There are enough resources on this planet to support a population three times larger than today, and still provide a decent standard of living to all, new research has found.
Far from returning us to the 'stone age', sweeping environmental and economic reforms could take our global energy consumption back to what it once was in the 1960s, when the world was home to only 3 billion people.
If we go about this in the right way, researchers think by 2050, we could support a population nearly three times bigger, with each and every one of us receiving shelter, food, proper hygiene, high quality healthcare, education, modern technology, and limited access to private vehicles and air travel.
At the same time, we could also cut our global energy consumption by 60 percent.
That's only a quarter of what we're currently forecasted to consume by 2050, and under this utopian scenario, everyone's receiving the same slice of pie.
"While government officials are levelling charges that environmental activists 'threaten our way of life' it is worth re-examining what that way of life should entail," says ecological economist Julia Steinberger from the Université de Lausanne in Switzerland.
"There has been a tendency to simplify the idea of a good life into the notion that more is better. It is clearly within our grasp to provide a decent life for everyone while still protecting our climate and ecosystems."

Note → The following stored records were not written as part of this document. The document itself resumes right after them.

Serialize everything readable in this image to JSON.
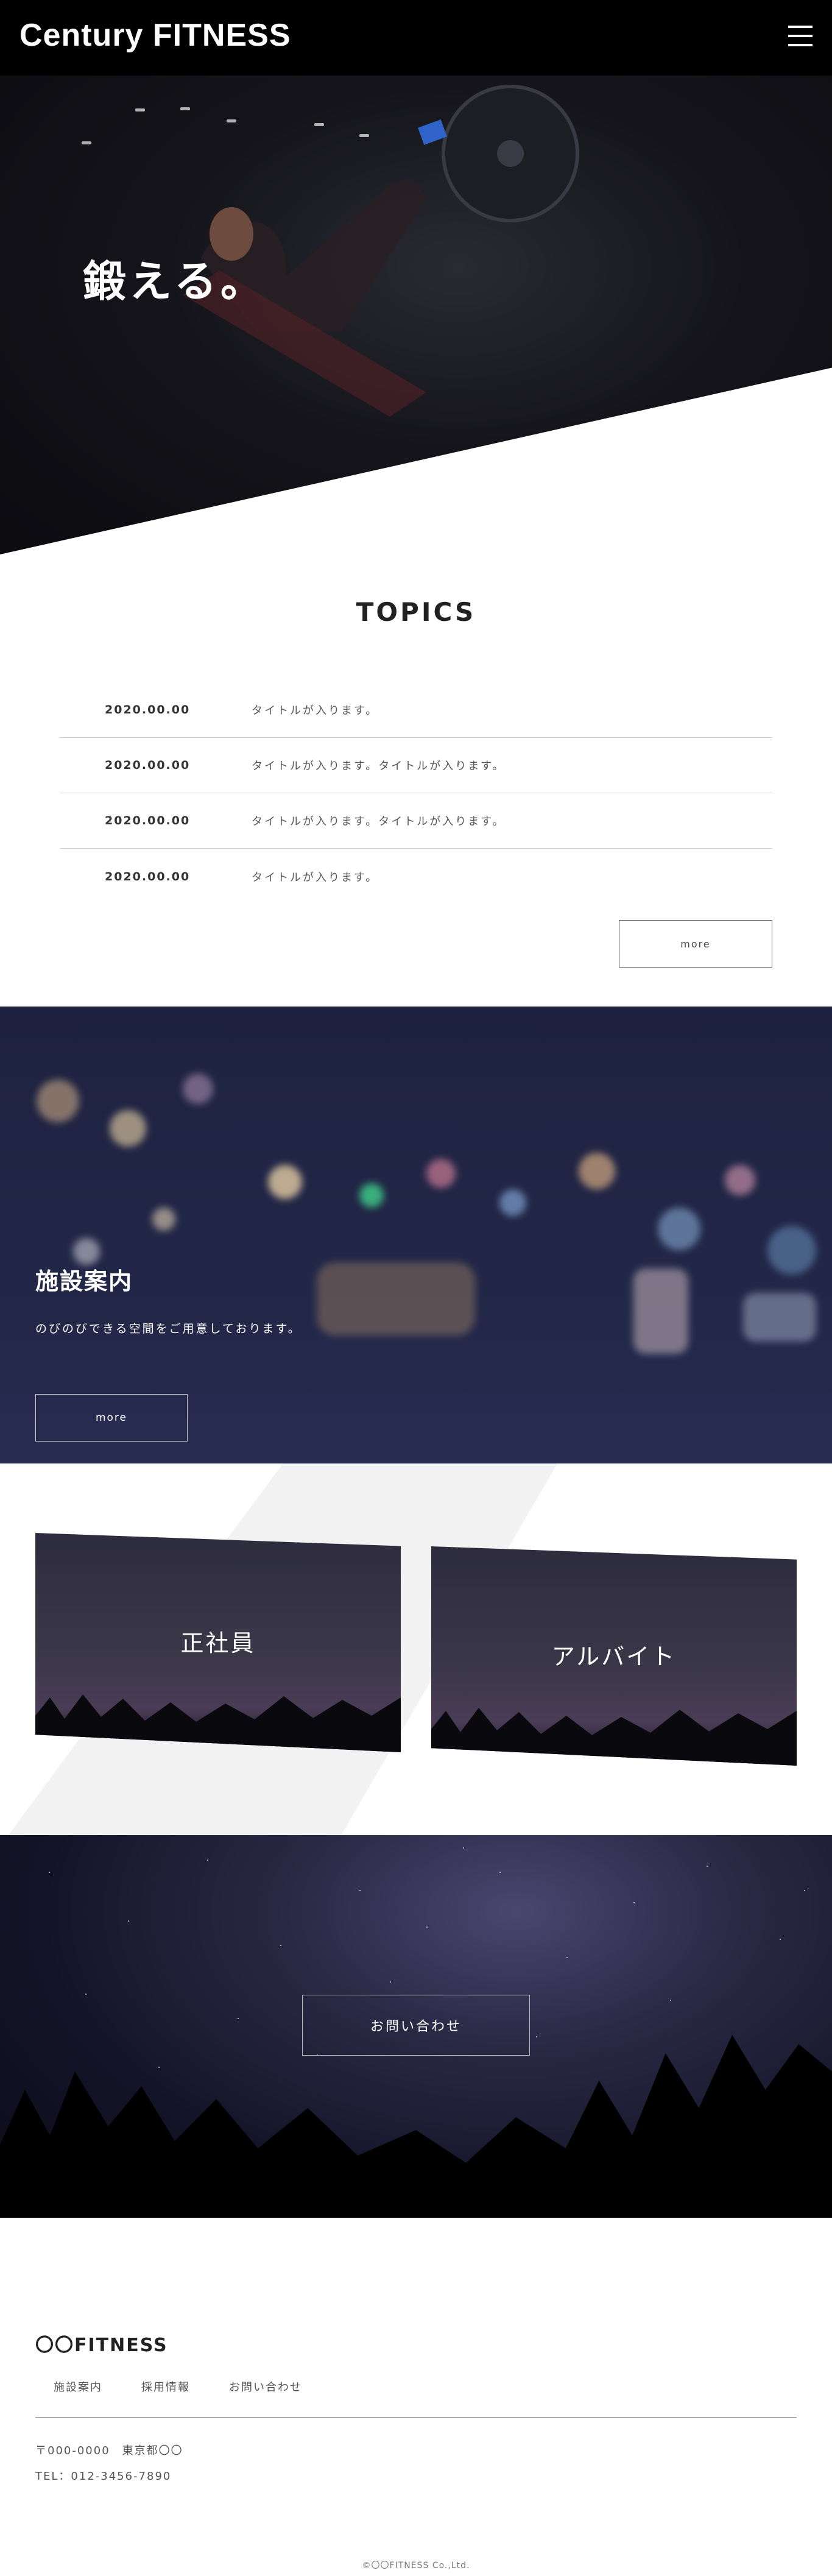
{
  "header": {
    "logo": "Century FITNESS",
    "menu_icon": "hamburger-menu-icon"
  },
  "hero": {
    "title": "鍛える。"
  },
  "topics": {
    "heading": "TOPICS",
    "items": [
      {
        "date": "2020.00.00",
        "title": "タイトルが入ります。"
      },
      {
        "date": "2020.00.00",
        "title": "タイトルが入ります。タイトルが入ります。"
      },
      {
        "date": "2020.00.00",
        "title": "タイトルが入ります。タイトルが入ります。"
      },
      {
        "date": "2020.00.00",
        "title": "タイトルが入ります。"
      }
    ],
    "more_label": "more"
  },
  "facility": {
    "title": "施設案内",
    "description": "のびのびできる空間をご用意しております。",
    "more_label": "more"
  },
  "recruit": {
    "full_time_label": "正社員",
    "part_time_label": "アルバイト"
  },
  "contact": {
    "button_label": "お問い合わせ"
  },
  "footer": {
    "logo": "〇〇FITNESS",
    "nav": [
      "施設案内",
      "採用情報",
      "お問い合わせ"
    ],
    "address": "〒000-0000　東京都〇〇",
    "tel": "TEL：012-3456-7890",
    "copyright": "©〇〇FITNESS Co.,Ltd."
  }
}
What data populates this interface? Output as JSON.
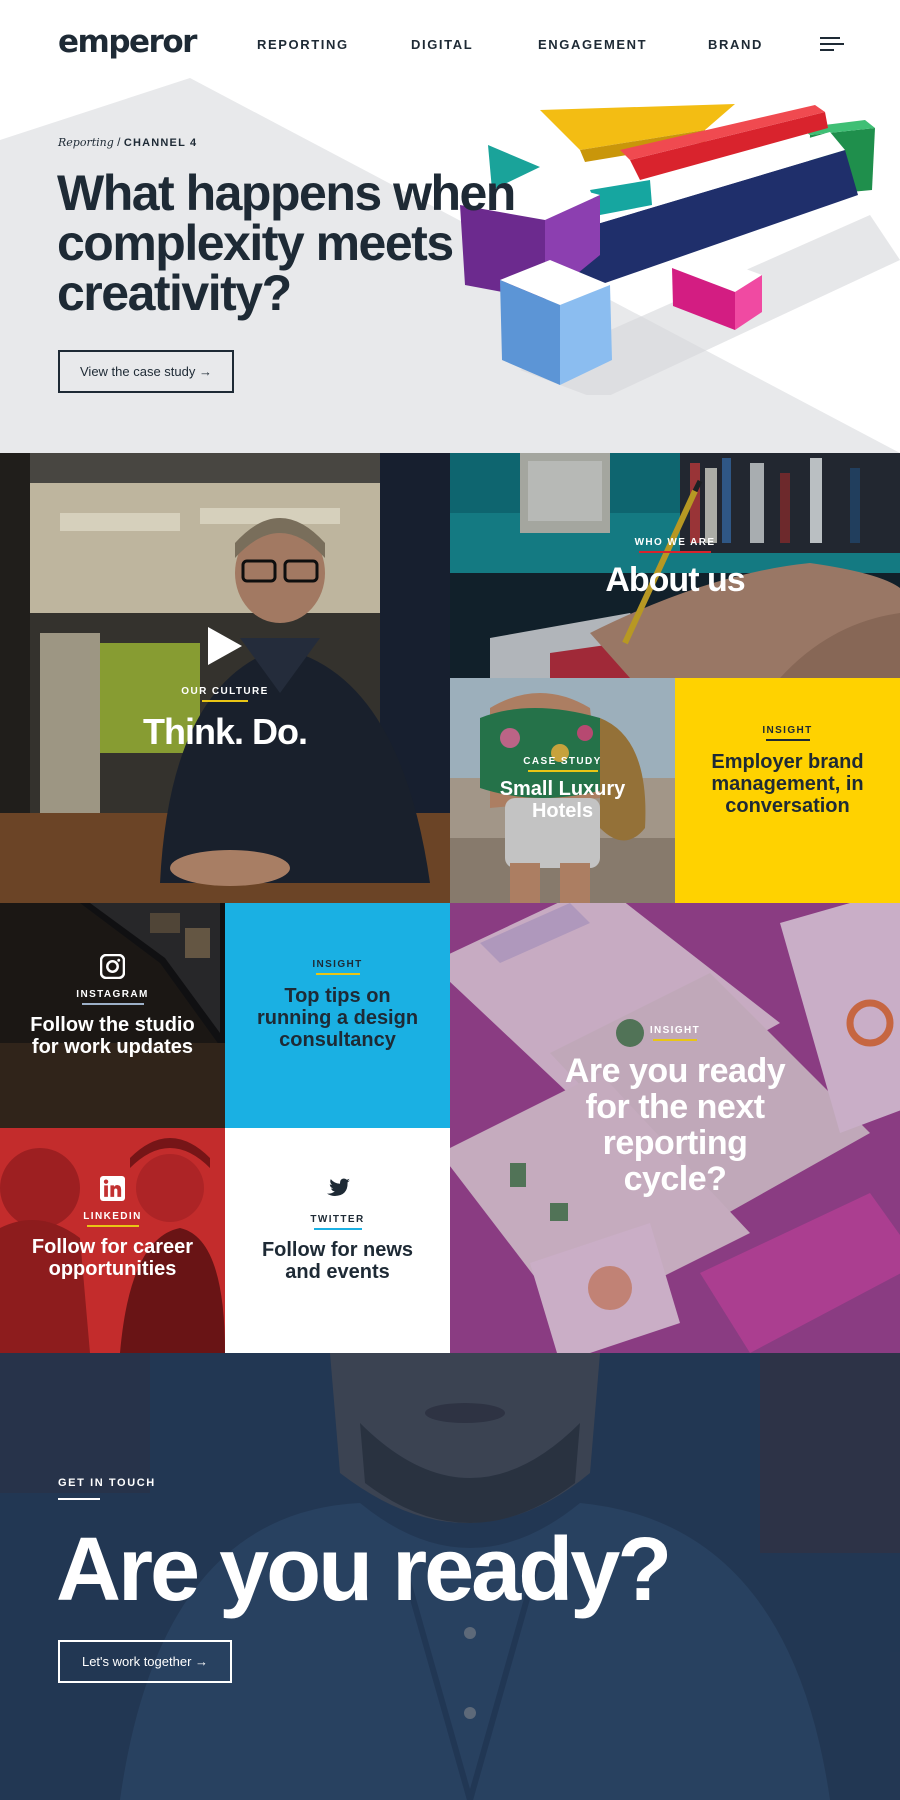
{
  "header": {
    "logo": "emperor",
    "nav": [
      "REPORTING",
      "DIGITAL",
      "ENGAGEMENT",
      "BRAND"
    ],
    "menu_icon": "hamburger-menu-icon"
  },
  "hero": {
    "breadcrumb_link": "Reporting",
    "breadcrumb_separator": "/",
    "breadcrumb_current": "CHANNEL 4",
    "title": "What happens when complexity meets creativity?",
    "button": "View the case study →"
  },
  "tiles": {
    "culture": {
      "label": "OUR CULTURE",
      "title": "Think. Do.",
      "icon": "play-icon"
    },
    "about": {
      "label": "WHO WE ARE",
      "title": "About us"
    },
    "luxury": {
      "label": "CASE STUDY",
      "title": "Small Luxury Hotels"
    },
    "employer": {
      "label": "INSIGHT",
      "title": "Employer brand management, in conversation"
    },
    "instagram": {
      "label": "INSTAGRAM",
      "title": "Follow the studio for work updates",
      "icon": "instagram-icon"
    },
    "tips": {
      "label": "INSIGHT",
      "title": "Top tips on running a design consultancy"
    },
    "reporting": {
      "label": "INSIGHT",
      "title": "Are you ready for the next reporting cycle?"
    },
    "linkedin": {
      "label": "LINKEDIN",
      "title": "Follow for career opportunities",
      "icon": "linkedin-icon"
    },
    "twitter": {
      "label": "TWITTER",
      "title": "Follow for news and events",
      "icon": "twitter-icon"
    }
  },
  "cta": {
    "label": "GET IN TOUCH",
    "title": "Are you ready?",
    "button": "Let's work together →"
  },
  "colors": {
    "navy": "#1e2a35",
    "yellow": "#ffd200",
    "cyan": "#1ab0e3",
    "red": "#cf2e2e",
    "purple": "#8c3b86"
  }
}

What the 'good life' means is obviously subjective, but the authors say if we focus our efforts on low-energy housing, widespread public transport, and diets low in animal-based foods, we could be well on our way to achieving 'goodness' for the greatest number.
While some studies suggest Earth is not equipped to deal with the lives of over 7 billion people, such projections are often based on continued global economic growth, high-consumption modern lifestyles, and a fixed carrying capacity for the planet.
In reality, making equal room for all the new people expected on our planet will require massive, large-scale changes to global consumption habits, widespread deployment of modern technology, and the elimination of mass global inequality, researchers say.
But the daily comforts of modern life might not have to change all that much. In fact, the new study is a rebuttal against the "clichéd populist objection" that environmentalists want us all to return to cave times.
"Yes, perhaps," the authors write, tongue-in-cheek, "but these caves have highly-efficient facilities for cooking, storing food and washing clothes; low-energy lighting throughout; 50 litres of clean water supplied per day per person, with 15 litres heated to a comfortable bathing temperature; they maintain an air temperature of around 20 °C throughout the year, irrespective of geography; have a computer with access to global ICT networks; are linked to extensive transport networks providing ~5000-15,000 km of mobility per person each year via various modes; and are also served by substantially larger caves where universal healthcare is available and others that provide education for everyone between 5 and 19 years old.'"
Sounds idyllic for a cave, and it's also pretty great for our planet.
Today, only 17 percent of global energy consumption comes from renewable sources, but the authors say that's nearly half of what we would need by 2050 for their 'good life' scenario to be realised.
To figure this out, researchers built an energy model based on materials deemed necessary for humans - from a regular food and water supply, to thermal comfort and mobility. The way climate change will impact these factors in the coming years was also taken into account.
The model is not exactly realistic or practical, but it does show how we could rearrange our planet to make room for a burgeoning population.
For one, the model requires the world's entire housing stock to be completely replaced with advanced new buildings, which require very little heating or cooling. This goes for other buildings, too, including those for education, healthcare and industry.
The chances of such a global housing overhaul actually happening are beyond slim, and the authors admit the removal of all these buildings could be more energy-draining on a practical level.
Still, when the team's model already assumed these advanced 'retrofits' had been built, its ultimate energy predictions barely changed.
"Overall, our study is consistent with the long-standing arguments that the technological solutions already exist to support reducing energy consumption to a sustainable level," says earth and environment scientist Joel Millward-Hopkins from Leeds University.
"What we add is that the material sacrifices needed for these reductions are far smaller than many popular narratives imply."
The current study is based on a huge global, big-picture model, so it comes with many limitations. The broad overview is only focused on the world's final energy consumption by 2050 and does not advise nations on how to actually get there, which is really the hardest part.
Instead, it shows us what can be achieved if we set our minds to it. It draws the finishing line, and now it's up to us to cross it.
"The current work has little to say here in the way of specifics," the authors admit, "but there are some things that can be said with more certainty."
Green consumerism, for instance, which is notoriously middle class and white, was found to be a privileged and inadequate response to the climate crisis.
The "indefinite pursuit" of economic growth, along with unemployment and vast inequalities are in direct opposition to environmentalism, the authors say, no matter how much wealthy people try to limit their individual footprints.
Right now, the world burns through most of its energy for the year long before it actually ends, and much of that is being driven by the wealthy.
Sacrifices clearly need to be made for the greater good, not only to level the playing field for all humans, but to reduce our dependence on fossil fuels and materialism in general.
"Eradicating poverty is not an impediment to climate stabilisation, rather it's the pursuit of unmitigated affluence across the world," argues Narasimha Rao from Yale University.
The study was published in Global Environmental Change.